**Excerpted data**
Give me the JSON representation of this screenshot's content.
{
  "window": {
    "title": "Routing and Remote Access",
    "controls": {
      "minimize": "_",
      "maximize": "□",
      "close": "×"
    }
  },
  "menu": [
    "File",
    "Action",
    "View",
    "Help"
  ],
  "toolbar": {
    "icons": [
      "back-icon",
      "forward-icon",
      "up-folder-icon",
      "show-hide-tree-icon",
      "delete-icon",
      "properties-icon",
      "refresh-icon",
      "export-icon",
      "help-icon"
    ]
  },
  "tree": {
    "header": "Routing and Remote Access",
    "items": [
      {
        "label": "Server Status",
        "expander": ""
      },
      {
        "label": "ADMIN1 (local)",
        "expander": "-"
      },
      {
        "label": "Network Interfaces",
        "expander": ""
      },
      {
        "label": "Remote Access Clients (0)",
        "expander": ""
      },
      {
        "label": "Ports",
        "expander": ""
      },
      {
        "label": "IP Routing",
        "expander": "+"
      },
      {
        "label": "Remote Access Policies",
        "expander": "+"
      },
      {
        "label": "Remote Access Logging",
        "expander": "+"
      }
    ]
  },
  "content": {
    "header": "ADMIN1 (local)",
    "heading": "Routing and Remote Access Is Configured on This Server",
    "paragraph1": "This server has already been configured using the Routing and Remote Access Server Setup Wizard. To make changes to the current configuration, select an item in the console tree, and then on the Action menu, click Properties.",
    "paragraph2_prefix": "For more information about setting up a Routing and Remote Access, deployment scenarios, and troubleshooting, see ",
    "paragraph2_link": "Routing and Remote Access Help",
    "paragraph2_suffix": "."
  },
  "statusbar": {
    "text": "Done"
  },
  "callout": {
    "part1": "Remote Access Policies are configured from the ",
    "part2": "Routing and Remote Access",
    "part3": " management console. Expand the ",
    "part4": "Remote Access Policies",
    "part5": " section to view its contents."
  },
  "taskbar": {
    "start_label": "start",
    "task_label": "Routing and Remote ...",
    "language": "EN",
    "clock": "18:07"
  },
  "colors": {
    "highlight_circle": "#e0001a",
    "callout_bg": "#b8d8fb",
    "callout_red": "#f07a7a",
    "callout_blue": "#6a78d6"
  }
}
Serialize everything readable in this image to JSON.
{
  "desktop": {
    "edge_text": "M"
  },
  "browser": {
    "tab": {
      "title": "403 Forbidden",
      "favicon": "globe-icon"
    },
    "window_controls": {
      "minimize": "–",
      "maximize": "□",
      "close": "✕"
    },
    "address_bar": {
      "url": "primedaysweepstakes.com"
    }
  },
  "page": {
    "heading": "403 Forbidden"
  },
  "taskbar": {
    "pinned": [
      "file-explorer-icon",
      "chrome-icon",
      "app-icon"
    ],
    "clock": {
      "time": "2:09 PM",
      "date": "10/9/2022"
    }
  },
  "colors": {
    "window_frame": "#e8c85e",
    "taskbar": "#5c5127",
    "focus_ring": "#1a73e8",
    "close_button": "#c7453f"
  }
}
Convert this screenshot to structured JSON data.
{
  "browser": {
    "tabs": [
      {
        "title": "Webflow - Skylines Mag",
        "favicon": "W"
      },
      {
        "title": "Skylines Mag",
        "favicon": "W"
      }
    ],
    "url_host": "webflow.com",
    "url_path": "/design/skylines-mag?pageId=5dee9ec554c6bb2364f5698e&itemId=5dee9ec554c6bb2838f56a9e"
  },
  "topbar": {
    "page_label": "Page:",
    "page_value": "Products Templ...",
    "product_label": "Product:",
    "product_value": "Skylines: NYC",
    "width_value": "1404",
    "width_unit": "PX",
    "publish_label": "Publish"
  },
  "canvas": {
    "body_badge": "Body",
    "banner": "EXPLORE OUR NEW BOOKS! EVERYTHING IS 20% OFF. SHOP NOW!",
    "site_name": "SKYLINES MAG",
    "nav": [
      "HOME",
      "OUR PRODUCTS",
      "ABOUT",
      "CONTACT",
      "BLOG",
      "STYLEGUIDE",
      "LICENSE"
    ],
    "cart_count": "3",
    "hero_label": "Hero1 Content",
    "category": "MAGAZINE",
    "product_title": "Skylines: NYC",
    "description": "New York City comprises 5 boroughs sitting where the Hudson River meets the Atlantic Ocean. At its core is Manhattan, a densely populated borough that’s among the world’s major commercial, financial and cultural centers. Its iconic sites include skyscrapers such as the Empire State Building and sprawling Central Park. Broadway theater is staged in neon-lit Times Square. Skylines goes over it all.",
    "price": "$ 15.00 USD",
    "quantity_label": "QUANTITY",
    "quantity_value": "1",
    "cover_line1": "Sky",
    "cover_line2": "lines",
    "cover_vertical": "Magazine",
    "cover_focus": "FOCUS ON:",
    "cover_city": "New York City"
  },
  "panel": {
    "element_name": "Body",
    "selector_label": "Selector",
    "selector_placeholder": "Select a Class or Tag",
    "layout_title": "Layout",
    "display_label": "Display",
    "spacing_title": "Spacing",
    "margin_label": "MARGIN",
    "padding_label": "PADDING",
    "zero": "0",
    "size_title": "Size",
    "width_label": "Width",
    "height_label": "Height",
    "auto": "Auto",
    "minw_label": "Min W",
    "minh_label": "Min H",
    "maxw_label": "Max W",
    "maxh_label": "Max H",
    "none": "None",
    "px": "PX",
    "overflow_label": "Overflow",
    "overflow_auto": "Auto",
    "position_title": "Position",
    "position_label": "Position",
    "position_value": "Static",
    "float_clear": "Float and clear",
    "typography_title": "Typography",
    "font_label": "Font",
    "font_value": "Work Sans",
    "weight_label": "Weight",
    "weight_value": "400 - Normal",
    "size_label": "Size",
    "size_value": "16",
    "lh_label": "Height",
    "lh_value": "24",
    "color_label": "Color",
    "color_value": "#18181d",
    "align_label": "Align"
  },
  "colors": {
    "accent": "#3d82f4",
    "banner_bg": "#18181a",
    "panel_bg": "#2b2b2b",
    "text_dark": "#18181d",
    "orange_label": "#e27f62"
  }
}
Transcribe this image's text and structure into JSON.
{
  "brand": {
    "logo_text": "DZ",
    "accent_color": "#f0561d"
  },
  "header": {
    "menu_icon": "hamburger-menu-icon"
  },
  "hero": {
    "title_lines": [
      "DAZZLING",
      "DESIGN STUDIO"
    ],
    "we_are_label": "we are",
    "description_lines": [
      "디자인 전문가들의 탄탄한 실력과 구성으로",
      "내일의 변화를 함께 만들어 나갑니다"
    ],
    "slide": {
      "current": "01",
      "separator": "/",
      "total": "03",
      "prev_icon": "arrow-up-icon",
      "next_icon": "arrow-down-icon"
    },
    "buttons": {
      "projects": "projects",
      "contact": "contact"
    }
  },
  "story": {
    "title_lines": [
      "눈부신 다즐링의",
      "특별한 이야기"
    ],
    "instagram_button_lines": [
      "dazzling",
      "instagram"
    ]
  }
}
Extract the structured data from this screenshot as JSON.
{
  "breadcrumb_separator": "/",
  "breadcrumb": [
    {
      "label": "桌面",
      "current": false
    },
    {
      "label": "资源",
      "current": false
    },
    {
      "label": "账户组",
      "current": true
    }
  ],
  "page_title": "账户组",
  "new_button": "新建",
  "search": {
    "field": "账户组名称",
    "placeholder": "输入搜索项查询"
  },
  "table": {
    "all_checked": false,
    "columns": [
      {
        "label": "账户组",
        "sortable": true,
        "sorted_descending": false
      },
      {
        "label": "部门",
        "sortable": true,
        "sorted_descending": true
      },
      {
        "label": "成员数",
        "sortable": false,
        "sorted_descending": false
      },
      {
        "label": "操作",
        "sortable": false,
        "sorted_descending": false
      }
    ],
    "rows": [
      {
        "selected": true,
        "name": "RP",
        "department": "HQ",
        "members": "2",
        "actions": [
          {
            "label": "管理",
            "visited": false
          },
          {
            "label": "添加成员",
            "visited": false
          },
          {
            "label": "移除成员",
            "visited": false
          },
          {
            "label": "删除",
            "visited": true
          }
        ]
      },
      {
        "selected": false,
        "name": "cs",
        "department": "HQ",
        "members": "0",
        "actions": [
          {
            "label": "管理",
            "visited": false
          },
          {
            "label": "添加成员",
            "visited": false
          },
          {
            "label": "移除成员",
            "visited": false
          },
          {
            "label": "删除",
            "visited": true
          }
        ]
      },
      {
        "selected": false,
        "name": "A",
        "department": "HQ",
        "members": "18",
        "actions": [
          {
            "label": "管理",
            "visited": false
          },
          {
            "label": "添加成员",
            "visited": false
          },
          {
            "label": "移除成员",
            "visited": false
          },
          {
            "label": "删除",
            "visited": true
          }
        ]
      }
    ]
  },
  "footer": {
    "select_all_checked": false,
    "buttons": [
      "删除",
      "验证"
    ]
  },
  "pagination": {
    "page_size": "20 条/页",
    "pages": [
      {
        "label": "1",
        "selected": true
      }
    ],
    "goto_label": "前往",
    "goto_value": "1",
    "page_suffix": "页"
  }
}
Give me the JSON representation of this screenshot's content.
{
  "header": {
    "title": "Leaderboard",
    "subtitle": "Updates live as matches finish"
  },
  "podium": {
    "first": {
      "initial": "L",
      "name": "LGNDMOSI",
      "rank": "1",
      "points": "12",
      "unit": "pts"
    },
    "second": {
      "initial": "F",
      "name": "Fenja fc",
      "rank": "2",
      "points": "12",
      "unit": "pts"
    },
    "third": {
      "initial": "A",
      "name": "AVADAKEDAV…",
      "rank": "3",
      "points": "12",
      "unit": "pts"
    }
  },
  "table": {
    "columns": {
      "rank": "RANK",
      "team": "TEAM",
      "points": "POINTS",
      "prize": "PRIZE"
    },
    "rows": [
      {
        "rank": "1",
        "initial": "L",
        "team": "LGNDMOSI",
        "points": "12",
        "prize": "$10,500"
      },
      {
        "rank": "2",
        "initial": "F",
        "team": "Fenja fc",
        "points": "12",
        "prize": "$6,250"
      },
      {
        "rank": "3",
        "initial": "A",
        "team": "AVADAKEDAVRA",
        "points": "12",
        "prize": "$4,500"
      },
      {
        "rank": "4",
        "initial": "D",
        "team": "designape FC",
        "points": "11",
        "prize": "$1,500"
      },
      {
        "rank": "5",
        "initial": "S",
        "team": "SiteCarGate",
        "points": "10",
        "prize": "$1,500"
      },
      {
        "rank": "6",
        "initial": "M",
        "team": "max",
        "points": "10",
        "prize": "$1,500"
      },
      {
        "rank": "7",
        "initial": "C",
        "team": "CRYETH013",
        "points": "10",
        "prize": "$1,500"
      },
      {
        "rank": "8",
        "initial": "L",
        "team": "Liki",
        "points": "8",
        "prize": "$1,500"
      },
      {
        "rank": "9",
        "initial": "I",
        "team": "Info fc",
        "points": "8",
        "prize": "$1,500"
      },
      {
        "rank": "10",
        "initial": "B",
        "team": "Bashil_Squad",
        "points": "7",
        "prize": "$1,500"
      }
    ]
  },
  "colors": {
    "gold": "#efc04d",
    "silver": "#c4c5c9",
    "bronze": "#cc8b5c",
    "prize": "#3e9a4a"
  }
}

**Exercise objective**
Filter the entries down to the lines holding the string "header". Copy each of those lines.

**Solution to the exercise**
    "header": "Routing and Remote Access",
    "header": "ADMIN1 (local)",
  "header": {
  "header": {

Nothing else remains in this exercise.